Gas-liquid-solid reactions (G-L-S) are widespread in chemical, petrochemical,
biochemical and environmental catalytic processes. Conventional technologies
usually suffer from resilient mass/heat transfer limitations due to their low G/L and L/S
specific interface areas, especially when dealing with fast reactions. In this thesis, we
designed robust particle-stabilized G/L dispersions (i.e. micro/nano-bubbles) as highly
efficient G-L-S nanoreactors for conducting catalytic reactions low gas pressures.
In this thesis, we first prepared non-aqueous foams stabilized by Pd-supported
surface-active fluorinated silica particles. Foamability increased with both the particle
concentration and stirring rate. High foam stability was achieved in benzyl alcohol /
xylene mixtures even at low particle concentration (<1 wt%) for a contact angle in the
range 41-73°. The catalytic activity was much higher than in non-foam systems (five
times in air, eight times in pure O2). Intermediate foam stability was required to
achieve good catalytic activity. In contrast, low or high foam stability exerted a
negative effect on the interfacial area generated and gas exchange rate due to a
higher permeability of the adsorbed particle layer. The foamability and catalytic
activity kept unchanged for at least 7 consecutive runs. Besides xylene, other solvents
with surface tension lower than that of the substrate could be implemented, enhancing
the foamability and catalytic performance in aerobic oxidation reactions of a panel of
alcohols, demonstrating the universality of our approach.
Next, we redesigned our catalytic foam system to afford the aerobic oxidation of pure
alcohols. To this aim, we synthesized a new polyhedral oligomeric silsesquioxane
(POSS) with asymmetric shape as co-foaming agent. High foamability was obtained
by combining POSS with fluorinated silica particles for a broad scope alcohols with a
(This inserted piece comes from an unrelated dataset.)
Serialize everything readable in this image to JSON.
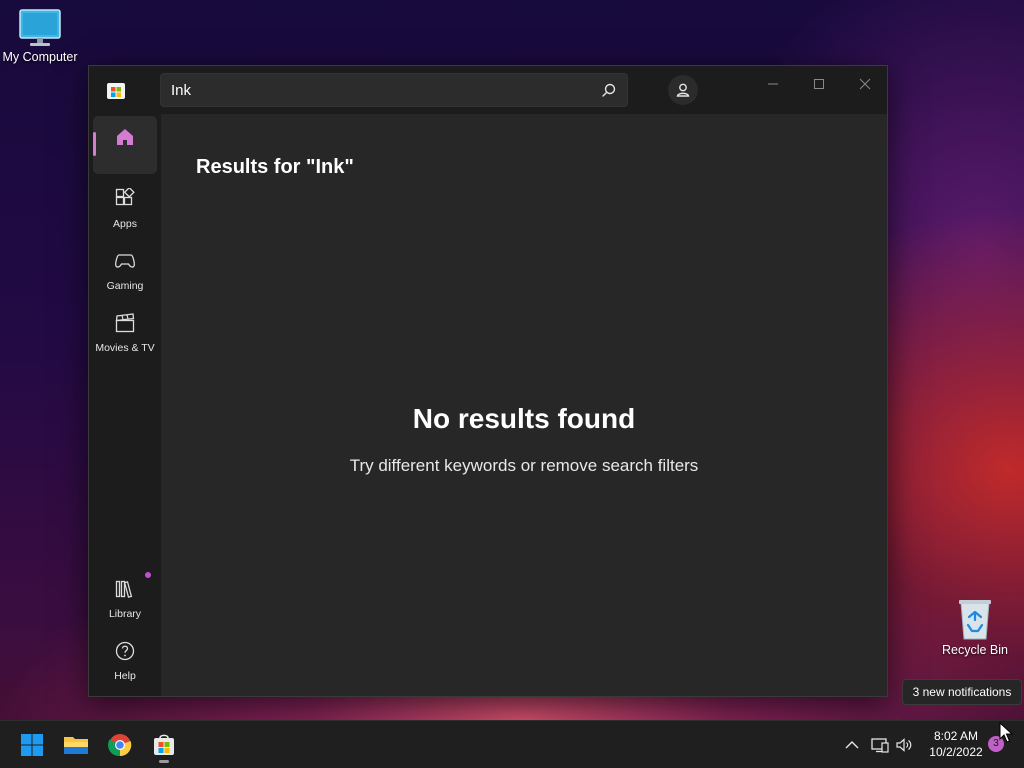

surface tension >26 mN/m except polyols due to their high viscosity. As a result, a
very high activity was achieved in the aerobic oxidation of pure benzyl alcohol
compared to a non-foam system. Noteworthy, stable foams could be generated for
ethanol and n-octane.
Finally, we studied catalytic oxidation at the level of a single bubble stabilized by
fluorinated silica particles. To this aim, we developed a microfluidic trap to produce
and store particle-stabilized bubbles in organic solvents at elevated temperatures.
The solvent composition was used for in situ adjustment of the contact angle of the
particles, and trapping of bubbles could be achieved with traps of simple design. We
then showed that fluorescent probe 2’,7’-dichlorodihydrofluorescein diacetate can be
used to monitor an oxidation reaction in the organic phase after deesterification with
organic base. Large bubbles loosely covered by catalytic particles showed high
reactivity while monodisperse armored bubbles remained inert.